by Darren M. Baldo, Esq., CPA, LLM
You generously included your brother and sister in your will, leaving them each $500,000. You could have given them $500,000 each now but you didn’t want to be too generous. Four years later, you die but your brother and sister only receive $447,750 each. Why? Because they had to pay NJ inheritance tax of over $100,000. That’s right! NJ has an inheritance tax for bequests to brothers and sisters.
However, NJ does not have a gift tax. But NJ requires that gifts made within 3 years of death are subject to the inheritance tax. By gifting the $1 million to your brother and sister and surviving 3 years thereafter you would have saved them $104,500. Gifting inter-vivos (Latin for "during life”) is a simple but frequently overlooked estate tax planning technique. And, for wealthier people, the amount of tax that could be saved by inter-vivos gifting is more impressive.
I recently advised a wealthy individual to give to his brother and sister each $2.5 million now instead of waiting until he died. If he survives three years, my advice will have saved his brother and sister over $650,000. If he does not survive the three years, then I advised keeping some money in the estate to pay the tax, which can be accomplished by simply putting some assets aside for the next three years or purchasing a life insurance policy to cover the tax.
There are two death taxes in New Jersey, estate tax and inheritance tax. This article addresses only the inheritance tax. NJ imposes an inheritance tax of up to 16% of the amount of assets transferred as a result of your death to anyone who is not part of an exempt class.
Exemptions include inheritances to spouses, children, grandchildren and parents. Civil union partners are also exempt. These exempt beneficiaries are called Class A beneficiaries. Other full exemptions are available for bequests to charities, under Class E.
Under Class C, an exemption of only $25,000 is available. Class C beneficiaries include brother or sister of the decedent, including half brother and half sister, wife/civil union partner or widow/surviving civil union partner of a son of the decedent, or husband/civil union partner or widower/surviving civil union partner of a daughter of the decedent. For Class C beneficiaries the tax rate starts at 11% and climbs to 16% for all inheritances over $1.7 million.

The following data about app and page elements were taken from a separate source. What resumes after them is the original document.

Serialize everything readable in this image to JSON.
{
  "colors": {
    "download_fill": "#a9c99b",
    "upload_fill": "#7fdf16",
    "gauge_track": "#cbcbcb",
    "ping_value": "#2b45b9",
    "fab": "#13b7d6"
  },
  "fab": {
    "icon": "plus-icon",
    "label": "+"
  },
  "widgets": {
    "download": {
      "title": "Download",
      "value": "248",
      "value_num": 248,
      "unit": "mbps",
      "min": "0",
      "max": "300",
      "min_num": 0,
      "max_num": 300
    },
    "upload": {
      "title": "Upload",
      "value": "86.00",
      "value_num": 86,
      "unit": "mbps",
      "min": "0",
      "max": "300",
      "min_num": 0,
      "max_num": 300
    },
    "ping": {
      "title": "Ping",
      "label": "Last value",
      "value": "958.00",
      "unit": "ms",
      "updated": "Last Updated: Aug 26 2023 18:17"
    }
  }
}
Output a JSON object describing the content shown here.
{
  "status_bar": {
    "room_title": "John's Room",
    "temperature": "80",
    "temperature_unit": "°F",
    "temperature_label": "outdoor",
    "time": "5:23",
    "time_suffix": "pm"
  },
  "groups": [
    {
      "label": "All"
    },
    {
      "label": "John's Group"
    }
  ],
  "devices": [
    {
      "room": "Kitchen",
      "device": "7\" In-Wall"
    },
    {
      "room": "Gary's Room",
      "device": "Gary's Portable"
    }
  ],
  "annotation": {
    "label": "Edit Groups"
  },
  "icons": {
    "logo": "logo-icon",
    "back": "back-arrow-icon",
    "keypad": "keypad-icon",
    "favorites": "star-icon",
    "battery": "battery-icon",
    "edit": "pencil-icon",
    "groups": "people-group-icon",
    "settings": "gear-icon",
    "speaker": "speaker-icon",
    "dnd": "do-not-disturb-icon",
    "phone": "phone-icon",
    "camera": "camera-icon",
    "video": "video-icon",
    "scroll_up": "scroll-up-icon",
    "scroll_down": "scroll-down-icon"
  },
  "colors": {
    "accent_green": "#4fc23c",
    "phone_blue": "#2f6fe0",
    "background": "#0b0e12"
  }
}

All other beneficiaries fall under Class D, which has only a $500 exemption. Class D beneficiaries include cousins, nieces, nephews and friends. For Class D beneficiaries the tax rate starts at 15% for the first $700,000 and then is 16% for all amounts over $700,000.
Tax savings should be a primary objective in any estate plan. It’s not just about generosity; it’s about smart tax planning. With a careful estate plan, you can save your family thousands if not hundreds of thousands of dollars in taxes.
Darren M. Baldo, Esq., CPA, LL.M. is an attorney who focuses on wills, trusts and estates, taxation, business law, corporate law, bankruptcy and employment law. Visit www.dbaldolaw.com for more information or call 609-799-0090.